Indexed on: 05 Sep '12Published on: 05 Sep '12Published in: Acta oncologica (Stockholm, Sweden)

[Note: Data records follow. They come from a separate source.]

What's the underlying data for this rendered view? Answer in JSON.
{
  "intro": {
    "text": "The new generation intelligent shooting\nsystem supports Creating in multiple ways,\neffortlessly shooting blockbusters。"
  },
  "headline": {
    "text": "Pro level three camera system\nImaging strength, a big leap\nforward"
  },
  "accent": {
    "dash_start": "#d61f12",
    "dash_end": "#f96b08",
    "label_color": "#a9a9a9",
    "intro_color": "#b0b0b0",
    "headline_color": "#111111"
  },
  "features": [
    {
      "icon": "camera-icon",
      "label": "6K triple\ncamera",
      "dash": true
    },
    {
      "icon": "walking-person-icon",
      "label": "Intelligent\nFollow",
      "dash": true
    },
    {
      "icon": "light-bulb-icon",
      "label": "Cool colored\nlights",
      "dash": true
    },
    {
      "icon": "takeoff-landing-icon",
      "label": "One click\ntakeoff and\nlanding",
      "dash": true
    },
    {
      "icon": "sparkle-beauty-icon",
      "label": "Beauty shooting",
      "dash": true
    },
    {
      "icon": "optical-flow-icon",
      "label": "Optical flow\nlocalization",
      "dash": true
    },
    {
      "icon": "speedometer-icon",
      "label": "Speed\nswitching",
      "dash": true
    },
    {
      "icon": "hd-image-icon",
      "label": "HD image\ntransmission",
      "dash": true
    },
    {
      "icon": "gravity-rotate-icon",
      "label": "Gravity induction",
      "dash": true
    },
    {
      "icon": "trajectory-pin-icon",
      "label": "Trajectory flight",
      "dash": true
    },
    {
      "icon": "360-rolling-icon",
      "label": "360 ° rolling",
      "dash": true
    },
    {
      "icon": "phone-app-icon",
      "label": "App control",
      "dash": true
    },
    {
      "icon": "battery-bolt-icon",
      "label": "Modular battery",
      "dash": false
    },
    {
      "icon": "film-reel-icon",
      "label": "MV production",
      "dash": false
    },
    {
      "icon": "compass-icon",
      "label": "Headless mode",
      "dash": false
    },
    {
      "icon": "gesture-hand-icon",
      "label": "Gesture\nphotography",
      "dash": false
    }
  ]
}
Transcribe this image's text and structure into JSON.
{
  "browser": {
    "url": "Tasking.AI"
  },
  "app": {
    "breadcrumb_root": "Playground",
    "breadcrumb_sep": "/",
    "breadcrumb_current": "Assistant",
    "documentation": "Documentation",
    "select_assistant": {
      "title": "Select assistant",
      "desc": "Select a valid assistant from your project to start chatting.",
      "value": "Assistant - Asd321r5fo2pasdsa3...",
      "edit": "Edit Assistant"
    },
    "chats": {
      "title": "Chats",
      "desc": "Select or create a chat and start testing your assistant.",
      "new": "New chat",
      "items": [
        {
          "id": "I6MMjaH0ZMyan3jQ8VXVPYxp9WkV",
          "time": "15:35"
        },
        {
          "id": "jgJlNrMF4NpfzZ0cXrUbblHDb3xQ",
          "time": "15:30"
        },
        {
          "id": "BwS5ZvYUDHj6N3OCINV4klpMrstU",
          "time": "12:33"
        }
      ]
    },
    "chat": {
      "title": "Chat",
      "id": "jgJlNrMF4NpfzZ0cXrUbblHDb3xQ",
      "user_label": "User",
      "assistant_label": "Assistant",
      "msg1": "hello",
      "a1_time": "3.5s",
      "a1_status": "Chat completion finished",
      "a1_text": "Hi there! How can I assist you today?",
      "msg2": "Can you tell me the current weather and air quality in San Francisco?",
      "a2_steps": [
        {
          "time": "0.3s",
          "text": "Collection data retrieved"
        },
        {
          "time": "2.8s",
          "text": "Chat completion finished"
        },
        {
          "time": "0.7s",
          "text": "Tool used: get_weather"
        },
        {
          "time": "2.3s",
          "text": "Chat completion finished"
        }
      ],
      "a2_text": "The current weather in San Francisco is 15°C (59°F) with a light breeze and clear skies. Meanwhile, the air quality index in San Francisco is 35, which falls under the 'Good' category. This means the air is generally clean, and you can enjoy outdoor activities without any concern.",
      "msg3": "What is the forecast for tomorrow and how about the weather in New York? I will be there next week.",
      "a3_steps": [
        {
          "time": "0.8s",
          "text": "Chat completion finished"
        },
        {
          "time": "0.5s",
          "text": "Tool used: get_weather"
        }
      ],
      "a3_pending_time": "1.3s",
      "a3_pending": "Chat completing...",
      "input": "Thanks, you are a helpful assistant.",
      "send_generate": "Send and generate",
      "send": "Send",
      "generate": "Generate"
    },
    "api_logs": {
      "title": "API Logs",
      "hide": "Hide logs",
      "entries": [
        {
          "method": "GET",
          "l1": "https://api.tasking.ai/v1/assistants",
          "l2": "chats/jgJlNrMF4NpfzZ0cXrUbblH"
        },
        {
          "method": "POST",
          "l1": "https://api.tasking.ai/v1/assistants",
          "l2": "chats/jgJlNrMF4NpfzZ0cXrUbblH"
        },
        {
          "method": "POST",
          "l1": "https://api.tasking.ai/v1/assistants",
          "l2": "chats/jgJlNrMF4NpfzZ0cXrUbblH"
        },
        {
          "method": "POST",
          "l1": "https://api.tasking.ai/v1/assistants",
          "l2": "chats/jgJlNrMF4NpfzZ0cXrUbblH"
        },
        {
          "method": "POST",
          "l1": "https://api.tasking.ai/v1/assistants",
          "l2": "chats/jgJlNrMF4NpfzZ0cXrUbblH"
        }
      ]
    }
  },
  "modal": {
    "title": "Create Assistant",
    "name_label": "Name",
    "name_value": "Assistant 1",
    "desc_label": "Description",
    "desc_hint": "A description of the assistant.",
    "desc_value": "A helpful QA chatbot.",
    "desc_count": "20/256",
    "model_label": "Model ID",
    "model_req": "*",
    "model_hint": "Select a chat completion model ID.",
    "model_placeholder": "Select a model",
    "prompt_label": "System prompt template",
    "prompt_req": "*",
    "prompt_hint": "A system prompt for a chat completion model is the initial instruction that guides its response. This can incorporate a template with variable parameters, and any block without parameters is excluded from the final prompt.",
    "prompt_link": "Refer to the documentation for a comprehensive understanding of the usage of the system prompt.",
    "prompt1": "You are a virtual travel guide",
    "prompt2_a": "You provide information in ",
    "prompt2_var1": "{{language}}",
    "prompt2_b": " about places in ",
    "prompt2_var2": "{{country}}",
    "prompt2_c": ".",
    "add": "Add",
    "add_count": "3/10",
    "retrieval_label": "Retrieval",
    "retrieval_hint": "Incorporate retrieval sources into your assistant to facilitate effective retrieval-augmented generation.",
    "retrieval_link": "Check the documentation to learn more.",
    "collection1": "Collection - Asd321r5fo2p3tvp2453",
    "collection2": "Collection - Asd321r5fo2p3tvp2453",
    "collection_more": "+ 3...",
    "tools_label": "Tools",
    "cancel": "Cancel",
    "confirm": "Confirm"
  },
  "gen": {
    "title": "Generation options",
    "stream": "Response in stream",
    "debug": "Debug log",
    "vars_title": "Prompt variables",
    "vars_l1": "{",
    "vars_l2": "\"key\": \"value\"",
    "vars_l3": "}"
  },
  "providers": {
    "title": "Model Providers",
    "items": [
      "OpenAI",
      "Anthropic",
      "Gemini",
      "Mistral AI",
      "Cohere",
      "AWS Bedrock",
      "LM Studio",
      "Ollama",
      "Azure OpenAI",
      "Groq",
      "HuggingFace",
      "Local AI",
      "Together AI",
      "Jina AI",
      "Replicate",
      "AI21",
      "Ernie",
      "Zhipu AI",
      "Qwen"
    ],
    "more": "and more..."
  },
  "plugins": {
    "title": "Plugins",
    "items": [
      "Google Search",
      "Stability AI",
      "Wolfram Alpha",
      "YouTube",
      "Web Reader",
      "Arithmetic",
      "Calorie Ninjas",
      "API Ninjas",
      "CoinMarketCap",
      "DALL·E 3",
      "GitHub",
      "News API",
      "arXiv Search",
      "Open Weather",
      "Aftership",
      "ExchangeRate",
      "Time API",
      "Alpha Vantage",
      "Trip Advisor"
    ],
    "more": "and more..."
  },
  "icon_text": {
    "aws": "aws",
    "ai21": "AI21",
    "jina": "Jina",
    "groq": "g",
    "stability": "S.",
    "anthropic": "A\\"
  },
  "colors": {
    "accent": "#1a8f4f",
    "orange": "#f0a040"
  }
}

Spinal cord compression is an oncological and surgical emergency. Delays in referral and diagnosis may influence functional outcome. It is therefore important to identify patients who will regain or maintain the ability to walk after surgery. The aim of the present study was to examine current practice for referral and diagnosis of prostate cancer patients with spinal cord compression and to identify prognostic factors for neurological outcome after surgery.The study includes 68 consecutive patients with prostate cancer who underwent surgery due to neurological compromise. Intervals from onset of neurological symptoms to referral, diagnosis, and treatment were analyzed in relation to functional outcome. The prognostic significance of preoperative clinical parameters on gait function one month after surgery was evaluated.Patients who were referred from local hospitals had longer delay to surgery than those who directly presented to the cancer center (p = 0.004). The rate of diagnosis with MRI increased through the week and peaked on Friday, with few patients being diagnosed during weekends. The ability to walk before surgery, hormone-naive prostate cancer, and/or shorter time from loss of ambulation were associated with more favorable neurological outcome. In patients with hormone-refractory disease who were unable to walk before surgery regaining ambulation was associated with: duration of paresis < 48 hours (p = 0.005), good preoperative performance status (p = 0.04), preoperative PSA serum level < 200 ng/ml (p = 0.03), and surgery with posterior decompression and stabilization (p = 0.03).Early diagnosis and rapid treatment of spinal cord compression in prostate cancer patients is crucial for neurological recovery. Raising awareness of the condition among patients at risk and among physicians is of outmost importance as well as improving local and regional guidelines for treatment.